I'm glad it turned out for you my friend!
Here's a little advice from a fellow piper, and an old Texan that's been smoking brisket longer than I care to remember. If you want your brisket to be tender and juicy... do this
Leave 1/8 inch of fat on the flat when you trim it up. No need to leave fat on the point, plenty of internal fat there.
Cook the brisket fat side down
. This prevents the meaty part from over-cooking and drying out. This is more noticeable on an offset smoker, but your heat is coming from the bottom I think, so it's still valid. There is a myth that brisket should be cooked fat side up so that the fat oozes down through the brisket. This does not actually happen as people think. It's just a myth... so smoke fat side down
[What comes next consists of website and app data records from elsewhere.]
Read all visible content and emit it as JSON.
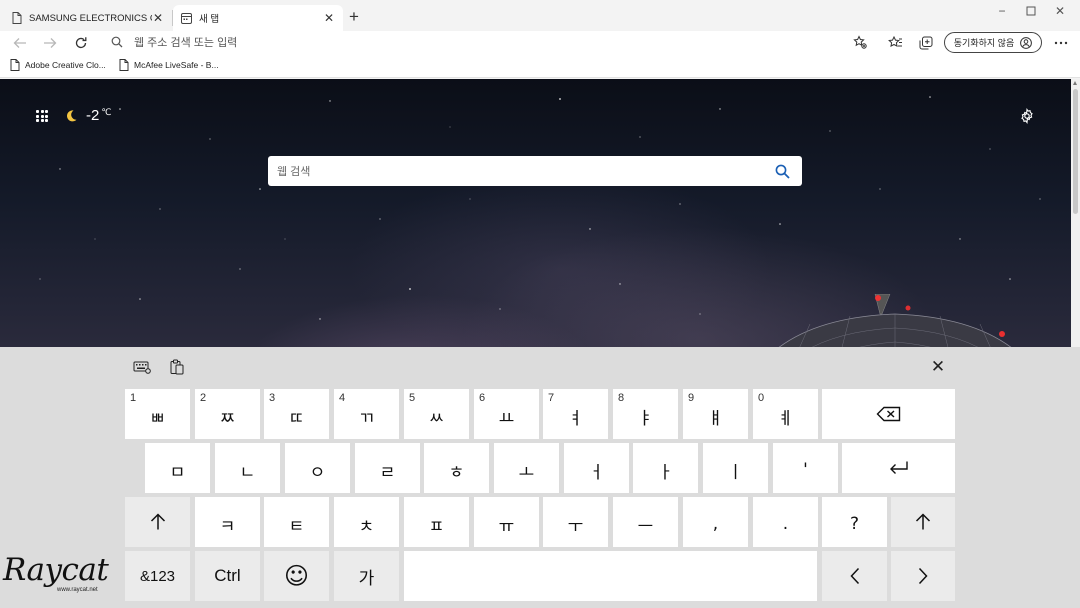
{
  "browser": {
    "tabs": [
      {
        "title": "SAMSUNG ELECTRONICS CO., LTD",
        "active": false
      },
      {
        "title": "새 탭",
        "active": true
      }
    ],
    "address_placeholder": "웹 주소 검색 또는 입력",
    "sync_label": "동기화하지 않음",
    "favorites": [
      {
        "label": "Adobe Creative Clo..."
      },
      {
        "label": "McAfee LiveSafe - B..."
      }
    ]
  },
  "newtab": {
    "weather_temp": "-2",
    "weather_unit": "℃",
    "search_placeholder": "웹 검색"
  },
  "keyboard": {
    "row1": [
      {
        "num": "1",
        "label": "ㅃ"
      },
      {
        "num": "2",
        "label": "ㅉ"
      },
      {
        "num": "3",
        "label": "ㄸ"
      },
      {
        "num": "4",
        "label": "ㄲ"
      },
      {
        "num": "5",
        "label": "ㅆ"
      },
      {
        "num": "6",
        "label": "ㅛ"
      },
      {
        "num": "7",
        "label": "ㅕ"
      },
      {
        "num": "8",
        "label": "ㅑ"
      },
      {
        "num": "9",
        "label": "ㅒ"
      },
      {
        "num": "0",
        "label": "ㅖ"
      }
    ],
    "row2": [
      "ㅁ",
      "ㄴ",
      "ㅇ",
      "ㄹ",
      "ㅎ",
      "ㅗ",
      "ㅓ",
      "ㅏ",
      "ㅣ",
      "'"
    ],
    "row3": [
      "ㅋ",
      "ㅌ",
      "ㅊ",
      "ㅍ",
      "ㅠ",
      "ㅜ",
      "ㅡ",
      ",",
      ".",
      "?"
    ],
    "symbols_label": "&123",
    "ctrl_label": "Ctrl",
    "emoji_label": "☺",
    "lang_label": "가",
    "icons": {
      "backspace": "backspace-icon",
      "enter": "enter-icon",
      "shift": "shift-icon",
      "left": "arrow-left-icon",
      "right": "arrow-right-icon",
      "settings": "keyboard-settings-icon",
      "clipboard": "clipboard-icon",
      "close": "close-icon"
    }
  },
  "watermark": {
    "logo": "Raycat",
    "url": "www.raycat.net"
  }
}
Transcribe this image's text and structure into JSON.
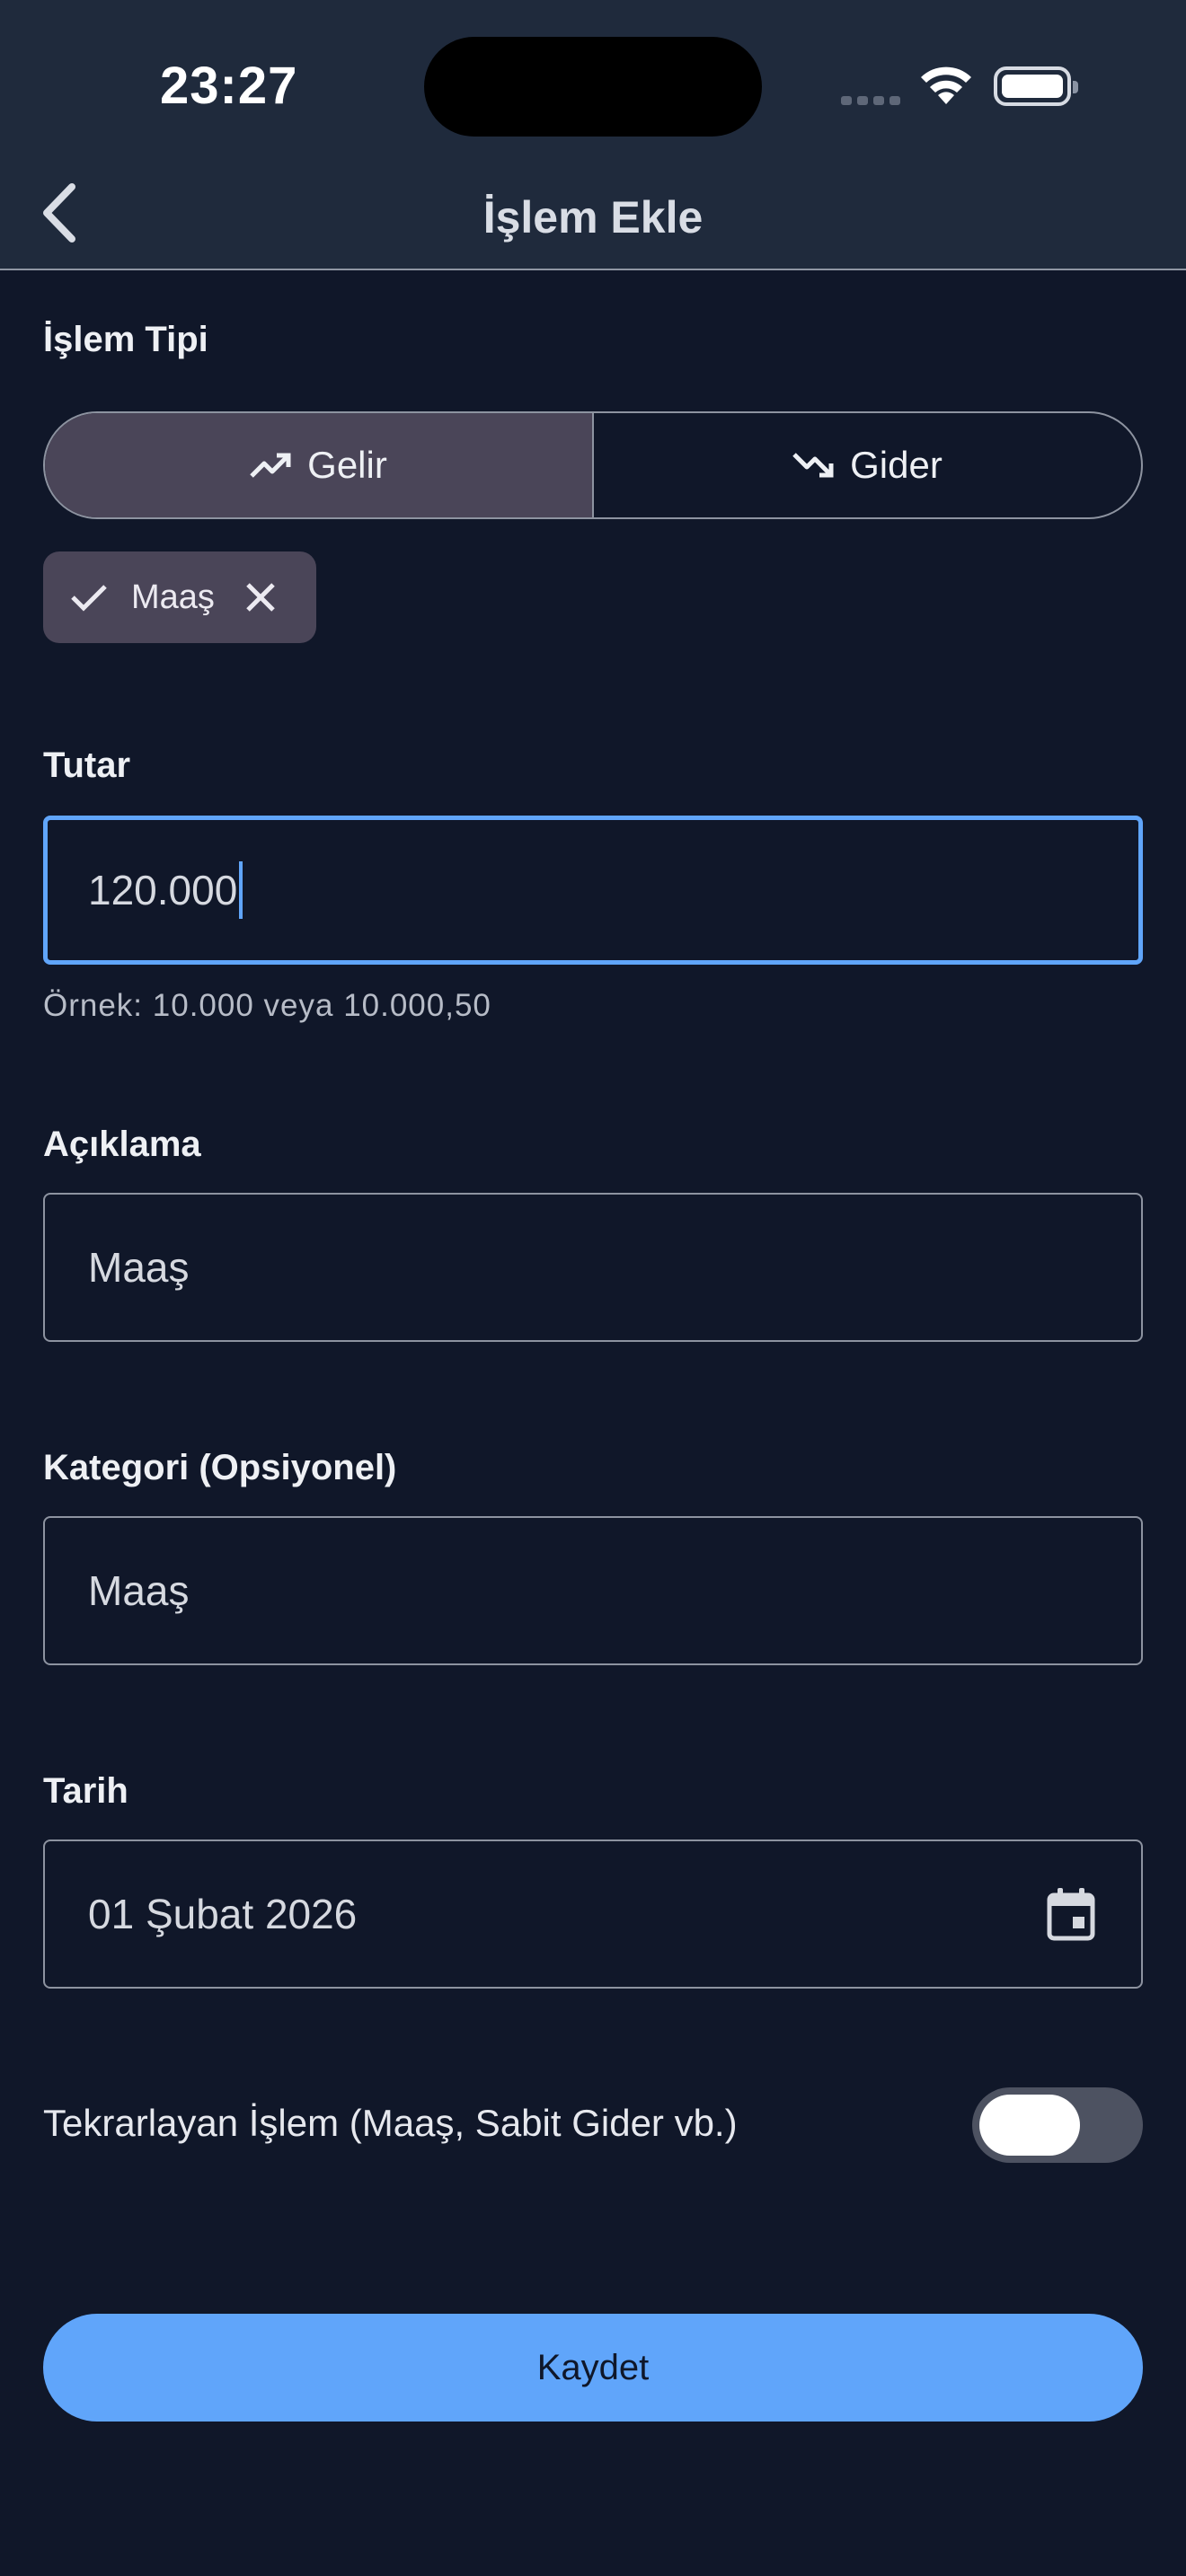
{
  "status_bar": {
    "time": "23:27"
  },
  "app_bar": {
    "title": "İşlem Ekle"
  },
  "type_section": {
    "label": "İşlem Tipi",
    "options": [
      {
        "label": "Gelir",
        "icon": "trending-up-icon",
        "selected": true
      },
      {
        "label": "Gider",
        "icon": "trending-down-icon",
        "selected": false
      }
    ]
  },
  "chip": {
    "label": "Maaş",
    "selected": true
  },
  "amount": {
    "label": "Tutar",
    "value": "120.000",
    "helper": "Örnek: 10.000 veya 10.000,50"
  },
  "description": {
    "label": "Açıklama",
    "value": "Maaş"
  },
  "category": {
    "label": "Kategori (Opsiyonel)",
    "value": "Maaş"
  },
  "date": {
    "label": "Tarih",
    "value": "01 Şubat 2026"
  },
  "recurring": {
    "label": "Tekrarlayan İşlem (Maaş, Sabit Gider vb.)",
    "enabled": false
  },
  "save_button": {
    "label": "Kaydet"
  },
  "colors": {
    "background": "#101729",
    "app_bar": "#1f2a3c",
    "accent": "#60a5fa",
    "selected_segment": "#4a4558",
    "border": "#8d93a0"
  }
}
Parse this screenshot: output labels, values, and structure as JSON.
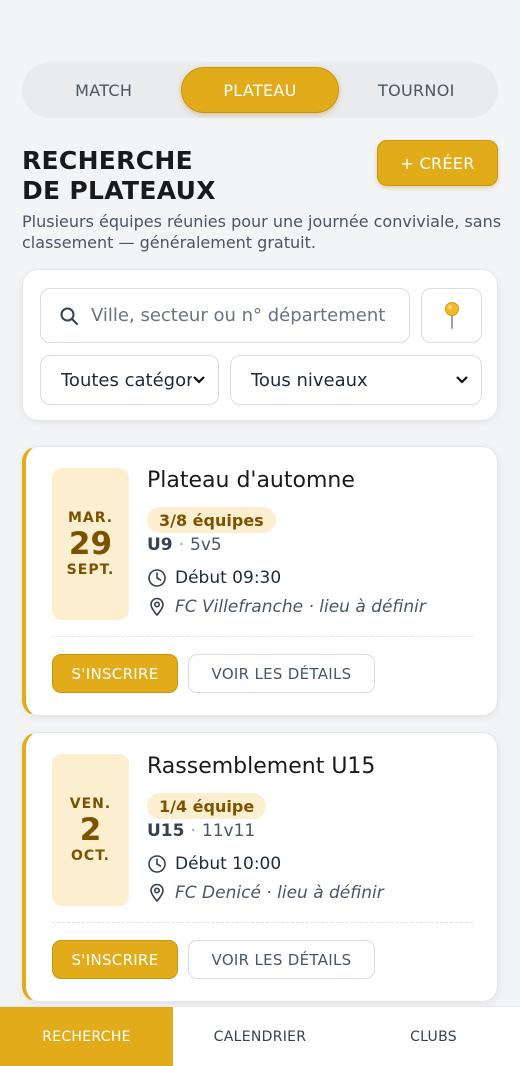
{
  "tabs": [
    {
      "label": "MATCH",
      "active": false
    },
    {
      "label": "PLATEAU",
      "active": true
    },
    {
      "label": "TOURNOI",
      "active": false
    }
  ],
  "header": {
    "title_line1": "RECHERCHE",
    "title_line2": "DE PLATEAUX",
    "create_label": "+ CRÉER",
    "subtitle": "Plusieurs équipes réunies pour une journée conviviale, sans classement — généralement gratuit."
  },
  "filters": {
    "search_placeholder": "Ville, secteur ou n° département",
    "search_icon": "search-icon",
    "location_icon": "pin-icon",
    "category_selected": "Toutes catégories",
    "level_selected": "Tous niveaux"
  },
  "events": [
    {
      "dow": "MAR.",
      "day": "29",
      "month": "SEPT.",
      "title": "Plateau d'automne",
      "teams_badge": "3/8 équipes",
      "category": "U9",
      "format": "5v5",
      "start": "Début 09:30",
      "place": "FC Villefranche · lieu à définir",
      "register_label": "S'INSCRIRE",
      "details_label": "VOIR LES DÉTAILS"
    },
    {
      "dow": "VEN.",
      "day": "2",
      "month": "OCT.",
      "title": "Rassemblement U15",
      "teams_badge": "1/4 équipe",
      "category": "U15",
      "format": "11v11",
      "start": "Début 10:00",
      "place": "FC Denicé · lieu à définir",
      "register_label": "S'INSCRIRE",
      "details_label": "VOIR LES DÉTAILS"
    }
  ],
  "nav": [
    {
      "label": "RECHERCHE",
      "active": true
    },
    {
      "label": "CALENDRIER",
      "active": false
    },
    {
      "label": "CLUBS",
      "active": false
    }
  ],
  "colors": {
    "accent": "#e2ab1a",
    "date_bg": "#fcefcf",
    "date_text": "#7a5200"
  }
}
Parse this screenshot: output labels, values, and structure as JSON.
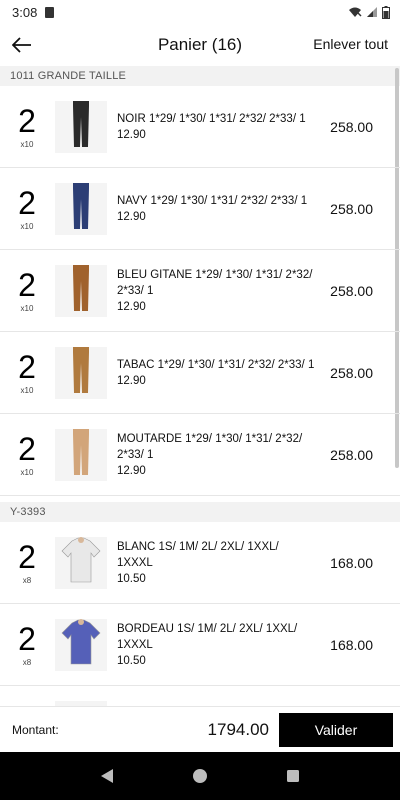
{
  "status_bar": {
    "time": "3:08"
  },
  "app_bar": {
    "title": "Panier (16)",
    "remove_all_label": "Enlever tout"
  },
  "sections": [
    {
      "title": "1011 GRANDE TAILLE",
      "items": [
        {
          "qty": "2",
          "multiplier": "x10",
          "description": "NOIR 1*29/ 1*30/ 1*31/ 2*32/ 2*33/ 1",
          "unit_price": "12.90",
          "total": "258.00",
          "image_icon": "black-pants",
          "color": "#2a2a2a"
        },
        {
          "qty": "2",
          "multiplier": "x10",
          "description": "NAVY 1*29/ 1*30/ 1*31/ 2*32/ 2*33/ 1",
          "unit_price": "12.90",
          "total": "258.00",
          "image_icon": "navy-pants",
          "color": "#2c3e75"
        },
        {
          "qty": "2",
          "multiplier": "x10",
          "description": "BLEU GITANE 1*29/ 1*30/ 1*31/ 2*32/ 2*33/ 1",
          "unit_price": "12.90",
          "total": "258.00",
          "image_icon": "brown-pants",
          "color": "#a0622d"
        },
        {
          "qty": "2",
          "multiplier": "x10",
          "description": "TABAC 1*29/ 1*30/ 1*31/ 2*32/ 2*33/ 1",
          "unit_price": "12.90",
          "total": "258.00",
          "image_icon": "tan-pants",
          "color": "#b07a3e"
        },
        {
          "qty": "2",
          "multiplier": "x10",
          "description": "MOUTARDE 1*29/ 1*30/ 1*31/ 2*32/ 2*33/ 1",
          "unit_price": "12.90",
          "total": "258.00",
          "image_icon": "beige-pants",
          "color": "#d2a57a"
        }
      ]
    },
    {
      "title": "Y-3393",
      "items": [
        {
          "qty": "2",
          "multiplier": "x8",
          "description": "BLANC 1S/ 1M/ 2L/ 2XL/ 1XXL/ 1XXXL",
          "unit_price": "10.50",
          "total": "168.00",
          "image_icon": "white-shirt",
          "color": "#e8e8e8"
        },
        {
          "qty": "2",
          "multiplier": "x8",
          "description": "BORDEAU 1S/ 1M/ 2L/ 2XL/ 1XXL/ 1XXXL",
          "unit_price": "10.50",
          "total": "168.00",
          "image_icon": "blue-shirt",
          "color": "#5560b8"
        }
      ]
    }
  ],
  "footer": {
    "amount_label": "Montant:",
    "amount_value": "1794.00",
    "submit_label": "Valider"
  }
}
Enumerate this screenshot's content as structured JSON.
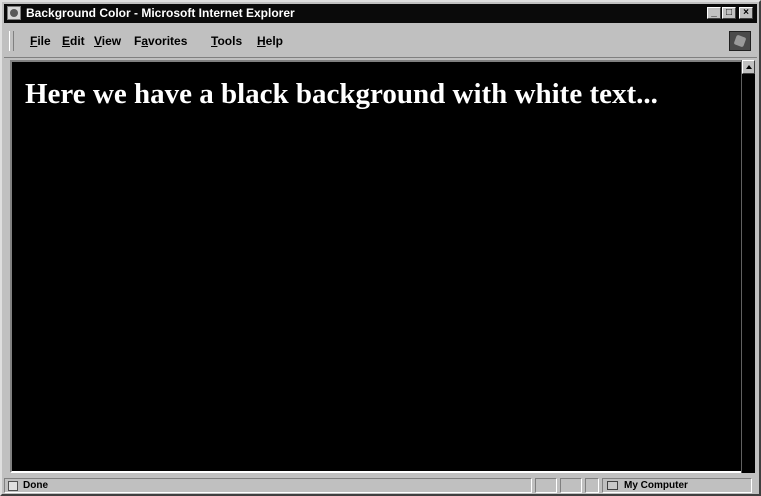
{
  "window": {
    "title": "Background Color - Microsoft Internet Explorer"
  },
  "menubar": {
    "items": [
      {
        "label": "File",
        "access_key": "F"
      },
      {
        "label": "Edit",
        "access_key": "E"
      },
      {
        "label": "View",
        "access_key": "V"
      },
      {
        "label": "Favorites",
        "access_key": "a"
      },
      {
        "label": "Tools",
        "access_key": "T"
      },
      {
        "label": "Help",
        "access_key": "H"
      }
    ]
  },
  "page": {
    "heading": "Here we have a black background with white text...",
    "background_color": "#000000",
    "text_color": "#ffffff"
  },
  "statusbar": {
    "status": "Done",
    "zone": "My Computer"
  },
  "icons": {
    "app": "ie-page-icon",
    "brand": "windows-logo-icon",
    "status": "page-done-icon",
    "zone": "computer-icon"
  }
}
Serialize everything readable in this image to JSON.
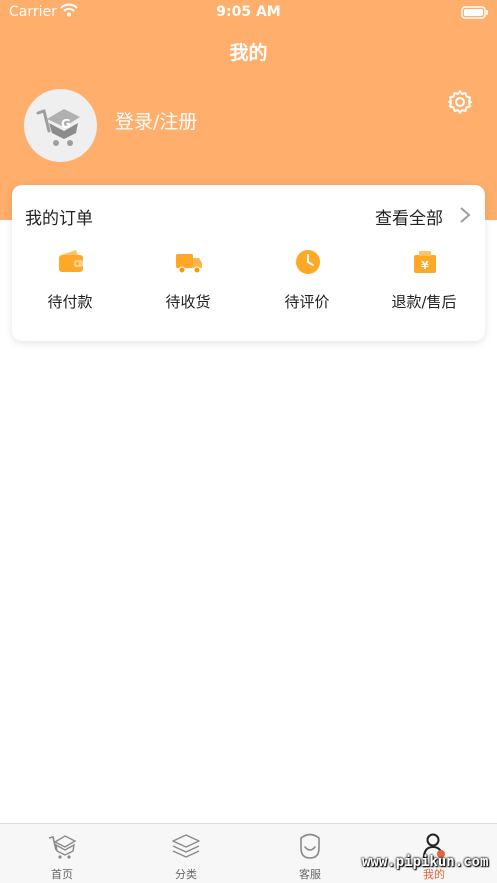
{
  "status_bar": {
    "carrier": "Carrier",
    "time": "9:05 AM",
    "wifi_icon": "wifi-icon",
    "battery_icon": "battery-icon"
  },
  "header": {
    "title": "我的",
    "login_label": "登录/注册",
    "avatar_icon": "logo-cart-icon",
    "settings_icon": "gear-icon"
  },
  "orders": {
    "title": "我的订单",
    "view_all_label": "查看全部",
    "view_all_icon": "chevron-right-icon",
    "items": [
      {
        "label": "待付款",
        "icon": "wallet-icon"
      },
      {
        "label": "待收货",
        "icon": "truck-icon"
      },
      {
        "label": "待评价",
        "icon": "clock-icon"
      },
      {
        "label": "退款/售后",
        "icon": "yen-bag-icon"
      }
    ]
  },
  "tabbar": {
    "items": [
      {
        "label": "首页",
        "icon": "home-logo-icon"
      },
      {
        "label": "分类",
        "icon": "layers-icon"
      },
      {
        "label": "客服",
        "icon": "service-icon"
      },
      {
        "label": "我的",
        "icon": "profile-icon",
        "active": true
      }
    ]
  },
  "watermark": "www.pipikun.com",
  "colors": {
    "header_bg": "#FFAE6B",
    "icon_orange": "#FFA726",
    "active_tab": "#E8613C"
  }
}
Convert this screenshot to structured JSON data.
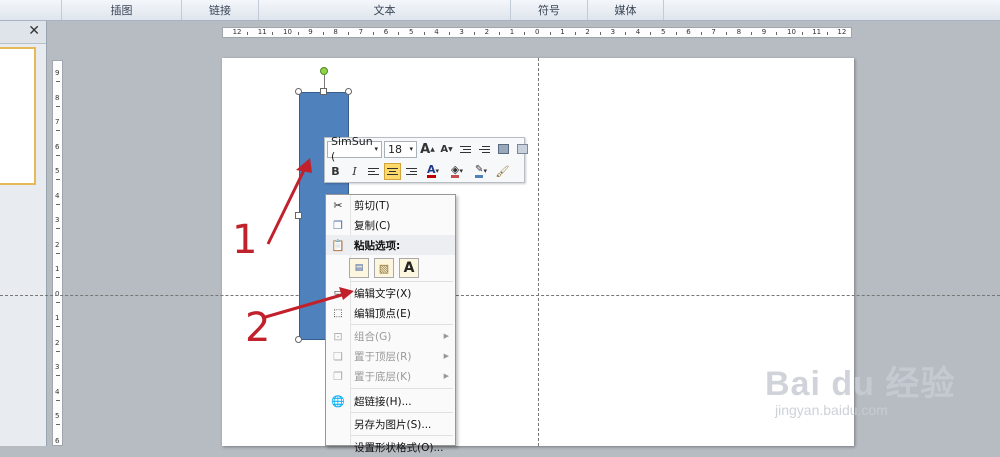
{
  "ribbon": {
    "groups": [
      "插图",
      "链接",
      "文本",
      "符号",
      "媒体"
    ]
  },
  "pane": {
    "close_glyph": "✕"
  },
  "ruler": {
    "h_labels": [
      "12",
      "11",
      "10",
      "9",
      "8",
      "7",
      "6",
      "5",
      "4",
      "3",
      "2",
      "1",
      "0",
      "1",
      "2",
      "3",
      "4",
      "5",
      "6",
      "7",
      "8",
      "9",
      "10",
      "11",
      "12"
    ],
    "v_labels": [
      "9",
      "8",
      "7",
      "6",
      "5",
      "4",
      "3",
      "2",
      "1",
      "0",
      "1",
      "2",
      "3",
      "4",
      "5",
      "6"
    ]
  },
  "mini_toolbar": {
    "font_name": "SimSun (",
    "font_size": "18",
    "bold": "B",
    "italic": "I",
    "font_color": "A",
    "grow_font": "A",
    "shrink_font": "A"
  },
  "context_menu": {
    "cut": "剪切(T)",
    "copy": "复制(C)",
    "paste_options": "粘贴选项:",
    "edit_text": "编辑文字(X)",
    "edit_points": "编辑顶点(E)",
    "group": "组合(G)",
    "bring_front": "置于顶层(R)",
    "send_back": "置于底层(K)",
    "hyperlink": "超链接(H)...",
    "save_as_picture": "另存为图片(S)...",
    "last_item": "设置形状格式(O)..."
  },
  "annotations": {
    "one": "1",
    "two": "2"
  },
  "watermark": {
    "logo": "Bai du 经验",
    "url": "jingyan.baidu.com"
  },
  "colors": {
    "shape_fill": "#4f81bd",
    "arrow": "#c1212b",
    "highlight": "#fbd96b"
  }
}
, BUT save all the fat from trimming the brisket and place on splatter screen on rack above brisket.. over the meaty part. This fat will render down during the smoke and slowly drip beefy goodness down onto the meaty part which not only keeps it from drying out, but adds yummy fatty juices
This is just a little twist I do.. it works!
Count on about 1hr smoking per pound
. The only way you will get to temp on a brisket sooner than this is to crank the heat up to 270-300, and that is NOT low and slow smoking. You might as well roast it in the oven. (which is doable and tender, but not smoky, and not kosher lol.
Smoke the brisket at a temp of 225-230 until internal temp of the flat reaches 150, or until it stalls, whichever comes first.
Use a remote thermometer and do not open the door (except to add wood chips etc.) until the brisket reaches temp. You have the advantage of being able to do this with that electric smoker. Every time you open the door of that electric smoker you dump all the heat out. Then it has to come back up to temp which just prolongs the smoke.
Once brisket reaches 150 or stalls
, remove and wrap in parchment paper, or foil, parchment paper is better!
Return to your smoker and crank the heat up to 270-300 just until the brisket starts to climb out of the stall
, then lower back to 225-230 and continue the smoke until internal temperature reaches 203
. This is the temp at which your brisket will be tender and juicy, but not over cooked. Anything under that temp and it will not be at it's most tender. Anything over that temp and it will start to dry out.
At this point you have several options...
1) If you're in a hurry to eat asap, remove from smoker, unwrap, let it rest 30-45 minutes, slice and enjoy.
2) If your smart, and your brisket was done several... 1 to 5 hours prior to mealtime... lower temp of smoker to 125 if possible. leave it alone until 30 minutes before mealtime, remove unwrap, slice, enjoy... or
3) Remove from smoker, wrap in foil, then several old towels, place in an ice chest until 30 min before mealtime, then remove, unwrap slice and enjoy.
4) If you want to firm up your bark, remove from wrap, place back on grate, set temp to 300 and cook for 10-15 minutes. Remove from smoker, let rest 30-45 min. slice and enjoy
Points to remember...
If it stalls wrap it up and get that heat up to break out of stall. The cause of a stall is the juices evaporating off the surface and cooling the brisket such that it is not cooking anymore given the heat applied to it. Wrapping it stops the evaporating process. Increasing the heat brings the temp of the brisket UP such that evaporating juices don't matter anymore and it can continue rise in temp until tender.
Leave the smoker closed. Only open when necessary. Use a remote thermometer. This just make the process so much easier. You always know what the internal temp is so you can spot the stall right away, which is important if you want to bust out of it, and get to temp asap, and they are very affordable these days.
Make sure you're slicing the brisket correctly... start on the end of the flat, slice across the grain on the flat, when you reach the point meat on top of flat rotate 90 degrees, continue to slice from big side to small.. until a few inches from the end. slice that off and into burnt end chunks.
If you're interested in learning to do some yummy pork candy (smoked pork belly) PM me for details. I'm sure I've already glazed some eyes over with this long-winded post. lol
Good luck to you brother. Smoking meat is a wonderful and satisfying endeavor.
Even after 50 years of doing it I still learn new stuff all the time.
So never give up and keep on smokin!